Then I was discussing this with a good friend of mine, Brad, and he finally gave me the answer I'd been searching for: it's the Internet and the Media.

Essentially, Brad said (and I agree), that in the '60s, gathering en masse was probably the only truly effective way to get a message across. Media wasn't even close to what it is today. Millions of people HAD to gather in one spot in order for lawmakers to see that the people meant business about change and it could effect voting. The numbers of people involved were shocking. It was new; unexpected. In the '60s, thousands, if not millions, of people in one place was a staggering thing to even read about!

Today, a person in "Anytown, U.S.A." watches one of the myriad of cable news outlets and sees that few a rallies happened across the country and the reaction is "Big whoop; so what?" It's no longer out of the ordinary. It's commonplace.

In addition, now all you have to do is make a smart YouTube video and minds and perspectives can change within a few minutes. So can votes.

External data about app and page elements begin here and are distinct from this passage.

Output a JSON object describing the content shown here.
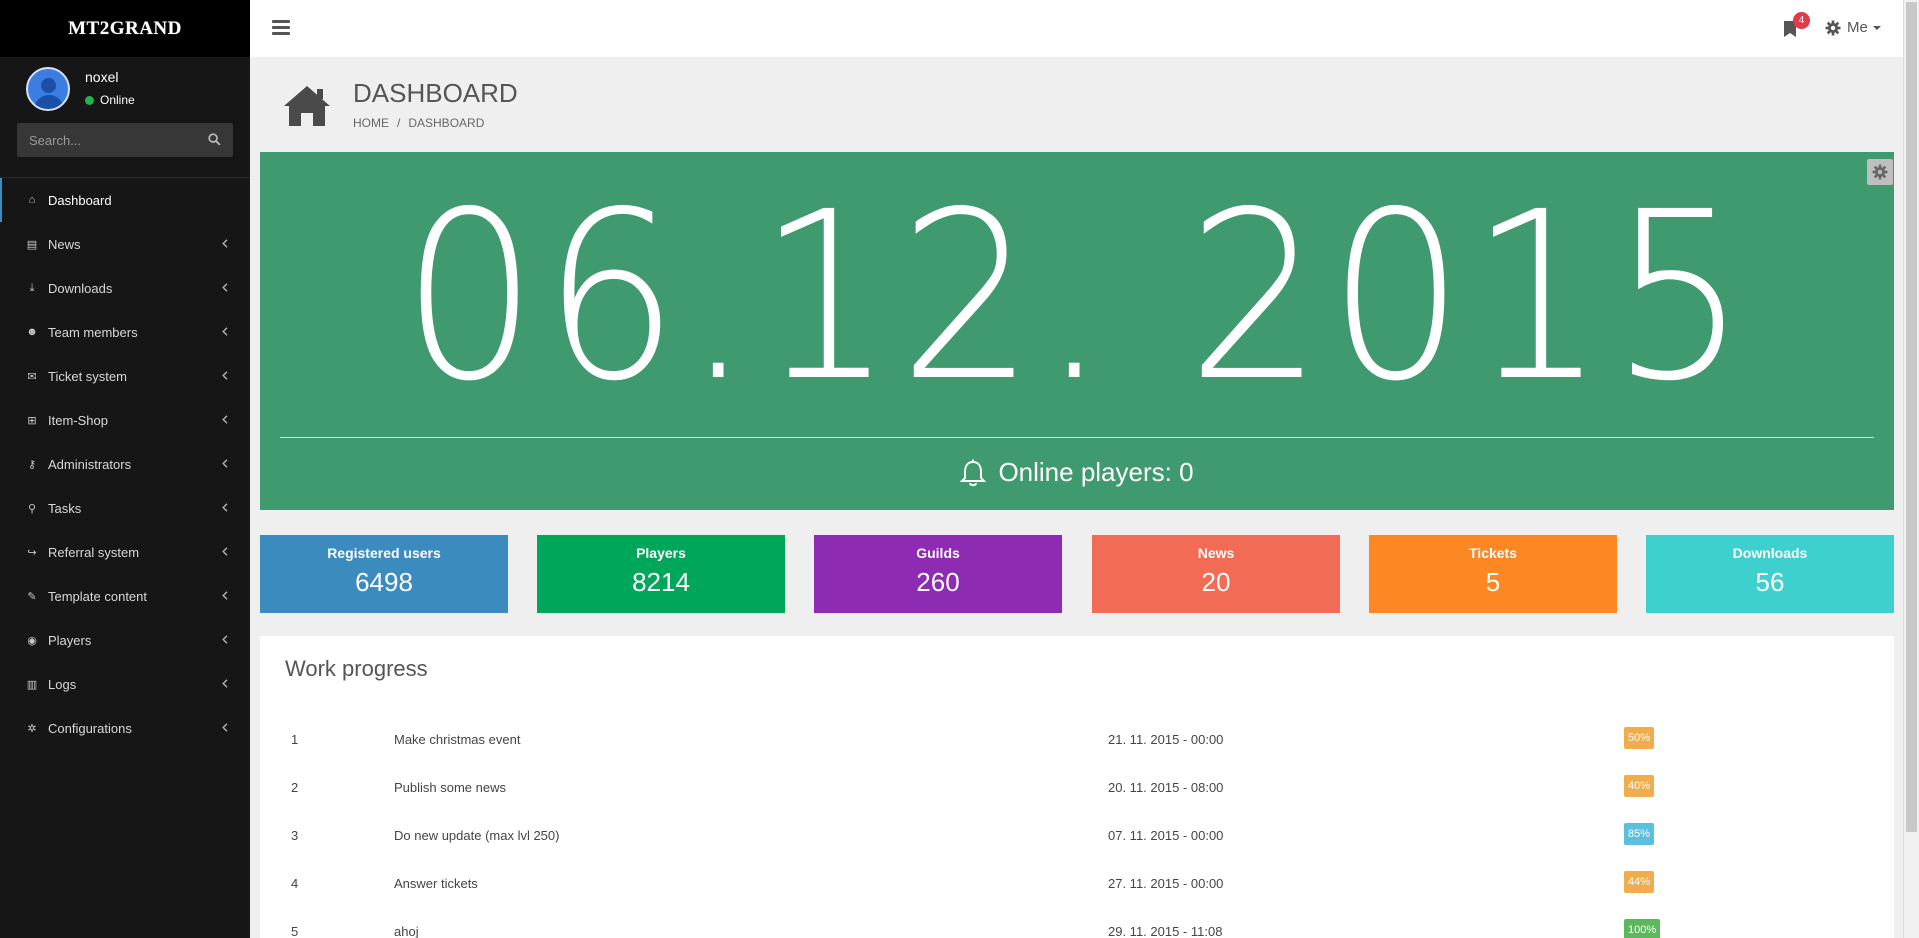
{
  "brand": {
    "name": "MT2GRAND",
    "suffix": ""
  },
  "user": {
    "name": "noxel",
    "status": "Online",
    "status_color": "#20b64d"
  },
  "search": {
    "placeholder": "Search..."
  },
  "menu": [
    {
      "label": "Dashboard",
      "icon": "home-icon",
      "glyph": "⌂"
    },
    {
      "label": "News",
      "icon": "newspaper-icon",
      "glyph": "▤"
    },
    {
      "label": "Downloads",
      "icon": "download-icon",
      "glyph": "⤓"
    },
    {
      "label": "Team members",
      "icon": "users-icon",
      "glyph": "☻"
    },
    {
      "label": "Ticket system",
      "icon": "envelope-icon",
      "glyph": "✉"
    },
    {
      "label": "Item-Shop",
      "icon": "cart-icon",
      "glyph": "⊞"
    },
    {
      "label": "Administrators",
      "icon": "key-icon",
      "glyph": "⚷"
    },
    {
      "label": "Tasks",
      "icon": "pin-icon",
      "glyph": "⚲"
    },
    {
      "label": "Referral system",
      "icon": "share-icon",
      "glyph": "↪"
    },
    {
      "label": "Template content",
      "icon": "pencil-icon",
      "glyph": "✎"
    },
    {
      "label": "Players",
      "icon": "gamepad-icon",
      "glyph": "◉"
    },
    {
      "label": "Logs",
      "icon": "book-icon",
      "glyph": "▥"
    },
    {
      "label": "Configurations",
      "icon": "gear-icon",
      "glyph": "✲"
    }
  ],
  "topbar": {
    "notifications_count": "4",
    "account_label": "Me"
  },
  "page": {
    "title": "DASHBOARD",
    "breadcrumb_home": "HOME",
    "breadcrumb_sep": "/",
    "breadcrumb_current": "DASHBOARD"
  },
  "hero": {
    "date": "06.12. 2015",
    "online_text": "Online players: 0",
    "bg_color": "#3f9a70"
  },
  "stats": [
    {
      "label": "Registered users",
      "value": "6498",
      "color": "#3c8bbf"
    },
    {
      "label": "Players",
      "value": "8214",
      "color": "#00a65a"
    },
    {
      "label": "Guilds",
      "value": "260",
      "color": "#8e2bb3"
    },
    {
      "label": "News",
      "value": "20",
      "color": "#f26b55"
    },
    {
      "label": "Tickets",
      "value": "5",
      "color": "#fd8722"
    },
    {
      "label": "Downloads",
      "value": "56",
      "color": "#3ecfcf"
    }
  ],
  "work_progress": {
    "title": "Work progress",
    "rows": [
      {
        "id": "1",
        "task": "Make christmas event",
        "date": "21. 11. 2015 - 00:00",
        "progress": "50%",
        "color": "#f0ad4e"
      },
      {
        "id": "2",
        "task": "Publish some news",
        "date": "20. 11. 2015 - 08:00",
        "progress": "40%",
        "color": "#f0ad4e"
      },
      {
        "id": "3",
        "task": "Do new update (max lvl 250)",
        "date": "07. 11. 2015 - 00:00",
        "progress": "85%",
        "color": "#5bc0de"
      },
      {
        "id": "4",
        "task": "Answer tickets",
        "date": "27. 11. 2015 - 00:00",
        "progress": "44%",
        "color": "#f0ad4e"
      },
      {
        "id": "5",
        "task": "ahoj",
        "date": "29. 11. 2015 - 11:08",
        "progress": "100%",
        "color": "#5cb85c"
      }
    ]
  }
}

Under no circumstances am I suggesting total apathy because I feel the rallies and this "Day Without Gays" thing won't accomplish much. I think we need to be smarter and savvier about our choices so we don't look foolish or actually hurt a cause we're trying to further.

Some people have said, "Well, Paul - where's your great idea? I don't hear you coming up with something."

Fair point!

Truth be told, I wish I were the 'great idea man." My mind is more logical and observant than lofty and creative. I'll make an attempt and toss out a couple of bones.

I am always up for good debate. Why not have "moderate" gay leaders and "moderate" religious leaders participate in a summit? It needs to be something that lasts more than an hour; perhaps a weekend. The two sides should actually sit down and TALK about what the main issues are. Call it a negotiation that might bring about change.

Ten minute increments on television with people yelling over each other will accomplish nothing.

I suggest "moderates" because extremes on either side will never listen to each other. You cannot argue logic with someone who is irrational; it won't work. Middle ground and a willingness to listen is where it starts.

If not a summit, then I think we need to get out into the communities that voted for measures like Proposition 8 and work with them to create dialogues that might bring about positive change. How that would be accomplished is probably better thought up by more creative minds than I.

Lastly, something came to mind just this past week. This is not so much an idea as an observation.

In 1992, when a Colorado vote disallowed protection for gays in employment or housing, Barbra Streisand gave an impassioned speech at an AIDS Project Los Angeles benefit where she wound up "accidentally" sparking a boycott of Colorado. She said, "If asked, we must refuse to play where they discriminate."

That boycott sure got some attention. It was effective. The next time a vote on the issue came around in Colorado, the gays won.

The majority of the reaction in the last month has been directed towards the passage of Proposition 8 in California and not so much on measures in three other states. Several people I know are now referring to themselves as "second-class citizens."

So, if these people are essentially as up in arms today as the gay community was in 1992, why haven't I heard a call for a total boycott of California? Or Florida? Or Arkansas?

THAT might get some attention, wouldn't it? People might see how badly they need their gays then, right?


Just a thought.

Peace out.